** WHAT IS BEING ASKED **
Print out every entry, keeping each line identical to the original.
:: DATA TO EXAMINE
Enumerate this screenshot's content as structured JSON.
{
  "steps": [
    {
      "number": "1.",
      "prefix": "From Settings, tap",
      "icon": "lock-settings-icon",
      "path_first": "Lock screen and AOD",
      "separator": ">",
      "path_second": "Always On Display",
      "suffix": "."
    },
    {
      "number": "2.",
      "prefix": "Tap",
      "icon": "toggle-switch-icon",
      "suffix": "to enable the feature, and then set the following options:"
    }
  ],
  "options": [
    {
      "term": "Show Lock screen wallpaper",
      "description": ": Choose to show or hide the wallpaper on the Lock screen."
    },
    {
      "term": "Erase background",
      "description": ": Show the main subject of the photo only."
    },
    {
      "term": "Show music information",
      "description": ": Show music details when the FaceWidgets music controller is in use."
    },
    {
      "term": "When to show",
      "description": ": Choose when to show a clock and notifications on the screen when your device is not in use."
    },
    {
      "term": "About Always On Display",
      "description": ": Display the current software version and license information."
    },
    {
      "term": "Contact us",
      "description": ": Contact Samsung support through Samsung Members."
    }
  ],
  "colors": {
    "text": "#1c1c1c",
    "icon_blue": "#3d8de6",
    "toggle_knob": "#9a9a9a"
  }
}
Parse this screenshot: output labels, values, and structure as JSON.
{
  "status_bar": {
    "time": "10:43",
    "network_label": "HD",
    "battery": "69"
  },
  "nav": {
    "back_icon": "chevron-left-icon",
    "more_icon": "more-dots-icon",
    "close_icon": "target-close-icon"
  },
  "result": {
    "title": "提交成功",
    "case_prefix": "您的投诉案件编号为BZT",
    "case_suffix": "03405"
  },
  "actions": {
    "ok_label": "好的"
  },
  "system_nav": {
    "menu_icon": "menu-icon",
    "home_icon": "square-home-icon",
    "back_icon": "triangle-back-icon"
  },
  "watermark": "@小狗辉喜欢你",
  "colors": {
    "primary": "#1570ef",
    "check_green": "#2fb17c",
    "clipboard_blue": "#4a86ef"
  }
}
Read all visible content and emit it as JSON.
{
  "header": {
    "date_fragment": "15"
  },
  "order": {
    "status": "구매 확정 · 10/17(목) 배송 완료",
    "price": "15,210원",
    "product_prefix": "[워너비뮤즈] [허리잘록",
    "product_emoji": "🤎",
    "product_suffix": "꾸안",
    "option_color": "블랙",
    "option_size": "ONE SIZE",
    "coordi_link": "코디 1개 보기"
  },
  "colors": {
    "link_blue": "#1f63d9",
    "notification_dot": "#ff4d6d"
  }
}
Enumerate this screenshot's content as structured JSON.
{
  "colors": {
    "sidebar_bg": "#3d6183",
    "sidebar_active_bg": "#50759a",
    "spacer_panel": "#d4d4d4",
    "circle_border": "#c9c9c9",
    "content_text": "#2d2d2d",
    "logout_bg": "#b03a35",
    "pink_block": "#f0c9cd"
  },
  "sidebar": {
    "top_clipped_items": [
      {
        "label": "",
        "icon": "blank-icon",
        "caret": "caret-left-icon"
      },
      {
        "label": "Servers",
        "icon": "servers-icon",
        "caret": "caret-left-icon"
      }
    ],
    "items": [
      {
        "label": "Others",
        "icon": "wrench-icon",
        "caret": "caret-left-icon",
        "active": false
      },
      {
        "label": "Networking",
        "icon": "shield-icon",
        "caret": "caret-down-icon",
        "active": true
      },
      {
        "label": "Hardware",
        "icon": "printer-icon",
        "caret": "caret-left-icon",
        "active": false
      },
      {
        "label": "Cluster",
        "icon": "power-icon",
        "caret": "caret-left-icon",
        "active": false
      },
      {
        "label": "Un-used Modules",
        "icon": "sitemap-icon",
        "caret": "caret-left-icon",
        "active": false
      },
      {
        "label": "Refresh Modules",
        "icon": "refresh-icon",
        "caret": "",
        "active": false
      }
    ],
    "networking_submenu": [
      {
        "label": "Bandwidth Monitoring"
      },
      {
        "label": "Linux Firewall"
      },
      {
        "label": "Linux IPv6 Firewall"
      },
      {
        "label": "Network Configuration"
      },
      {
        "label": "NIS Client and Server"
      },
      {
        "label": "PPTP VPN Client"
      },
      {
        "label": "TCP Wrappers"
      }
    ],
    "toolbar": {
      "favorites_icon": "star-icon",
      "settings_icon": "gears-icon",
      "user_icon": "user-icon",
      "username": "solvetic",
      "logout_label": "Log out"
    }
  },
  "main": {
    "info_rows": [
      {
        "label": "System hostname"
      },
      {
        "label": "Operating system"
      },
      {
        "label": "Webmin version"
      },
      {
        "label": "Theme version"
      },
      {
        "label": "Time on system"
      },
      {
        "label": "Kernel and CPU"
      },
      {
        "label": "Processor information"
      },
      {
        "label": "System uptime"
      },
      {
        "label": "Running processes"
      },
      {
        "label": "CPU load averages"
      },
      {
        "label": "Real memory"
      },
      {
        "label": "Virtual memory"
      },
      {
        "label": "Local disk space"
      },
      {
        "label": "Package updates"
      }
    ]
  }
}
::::
** ANSWER BELOW **
Enumerate this screenshot's content as structured JSON.
{
  "steps": [
    {
      "number": "1.",
      "prefix": "From Settings, tap",
      "icon": "lock-settings-icon",
      "path_first": "Lock screen and AOD",
      "separator": ">",
      "path_second": "Always On Display",
      "suffix": "."
    },
    {
      "number": "2.",
      "prefix": "Tap",
      "icon": "toggle-switch-icon",
      "suffix": "to enable the feature, and then set the following options:"
    }
  ],
  "options": [
    {
      "term": "Show Lock screen wallpaper",
      "description": ": Choose to show or hide the wallpaper on the Lock screen."
    },
    {
      "term": "Erase background",
      "description": ": Show the main subject of the photo only."
    },
    {
      "term": "Show music information",
      "description": ": Show music details when the FaceWidgets music controller is in use."
    },
    {
      "term": "When to show",
      "description": ": Choose when to show a clock and notifications on the screen when your device is not in use."
    },
    {
      "term": "About Always On Display",
      "description": ": Display the current software version and license information."
    },
    {
      "term": "Contact us",
      "description": ": Contact Samsung support through Samsung Members."
    }
  ],
  "colors": {
    "text": "#1c1c1c",
    "icon_blue": "#3d8de6",
    "toggle_knob": "#9a9a9a"
  }
}
Parse this screenshot: output labels, values, and structure as JSON.
{
  "status_bar": {
    "time": "10:43",
    "network_label": "HD",
    "battery": "69"
  },
  "nav": {
    "back_icon": "chevron-left-icon",
    "more_icon": "more-dots-icon",
    "close_icon": "target-close-icon"
  },
  "result": {
    "title": "提交成功",
    "case_prefix": "您的投诉案件编号为BZT",
    "case_suffix": "03405"
  },
  "actions": {
    "ok_label": "好的"
  },
  "system_nav": {
    "menu_icon": "menu-icon",
    "home_icon": "square-home-icon",
    "back_icon": "triangle-back-icon"
  },
  "watermark": "@小狗辉喜欢你",
  "colors": {
    "primary": "#1570ef",
    "check_green": "#2fb17c",
    "clipboard_blue": "#4a86ef"
  }
}
Read all visible content and emit it as JSON.
{
  "header": {
    "date_fragment": "15"
  },
  "order": {
    "status": "구매 확정 · 10/17(목) 배송 완료",
    "price": "15,210원",
    "product_prefix": "[워너비뮤즈] [허리잘록",
    "product_emoji": "🤎",
    "product_suffix": "꾸안",
    "option_color": "블랙",
    "option_size": "ONE SIZE",
    "coordi_link": "코디 1개 보기"
  },
  "colors": {
    "link_blue": "#1f63d9",
    "notification_dot": "#ff4d6d"
  }
}
Enumerate this screenshot's content as structured JSON.
{
  "colors": {
    "sidebar_bg": "#3d6183",
    "sidebar_active_bg": "#50759a",
    "spacer_panel": "#d4d4d4",
    "circle_border": "#c9c9c9",
    "content_text": "#2d2d2d",
    "logout_bg": "#b03a35",
    "pink_block": "#f0c9cd"
  },
  "sidebar": {
    "top_clipped_items": [
      {
        "label": "",
        "icon": "blank-icon",
        "caret": "caret-left-icon"
      },
      {
        "label": "Servers",
        "icon": "servers-icon",
        "caret": "caret-left-icon"
      }
    ],
    "items": [
      {
        "label": "Others",
        "icon": "wrench-icon",
        "caret": "caret-left-icon",
        "active": false
      },
      {
        "label": "Networking",
        "icon": "shield-icon",
        "caret": "caret-down-icon",
        "active": true
      },
      {
        "label": "Hardware",
        "icon": "printer-icon",
        "caret": "caret-left-icon",
        "active": false
      },
      {
        "label": "Cluster",
        "icon": "power-icon",
        "caret": "caret-left-icon",
        "active": false
      },
      {
        "label": "Un-used Modules",
        "icon": "sitemap-icon",
        "caret": "caret-left-icon",
        "active": false
      },
      {
        "label": "Refresh Modules",
        "icon": "refresh-icon",
        "caret": "",
        "active": false
      }
    ],
    "networking_submenu": [
      {
        "label": "Bandwidth Monitoring"
      },
      {
        "label": "Linux Firewall"
      },
      {
        "label": "Linux IPv6 Firewall"
      },
      {
        "label": "Network Configuration"
      },
      {
        "label": "NIS Client and Server"
      },
      {
        "label": "PPTP VPN Client"
      },
      {
        "label": "TCP Wrappers"
      }
    ],
    "toolbar": {
      "favorites_icon": "star-icon",
      "settings_icon": "gears-icon",
      "user_icon": "user-icon",
      "username": "solvetic",
      "logout_label": "Log out"
    }
  },
  "main": {
    "info_rows": [
      {
        "label": "System hostname"
      },
      {
        "label": "Operating system"
      },
      {
        "label": "Webmin version"
      },
      {
        "label": "Theme version"
      },
      {
        "label": "Time on system"
      },
      {
        "label": "Kernel and CPU"
      },
      {
        "label": "Processor information"
      },
      {
        "label": "System uptime"
      },
      {
        "label": "Running processes"
      },
      {
        "label": "CPU load averages"
      },
      {
        "label": "Real memory"
      },
      {
        "label": "Virtual memory"
      },
      {
        "label": "Local disk space"
      },
      {
        "label": "Package updates"
      }
    ]
  }
}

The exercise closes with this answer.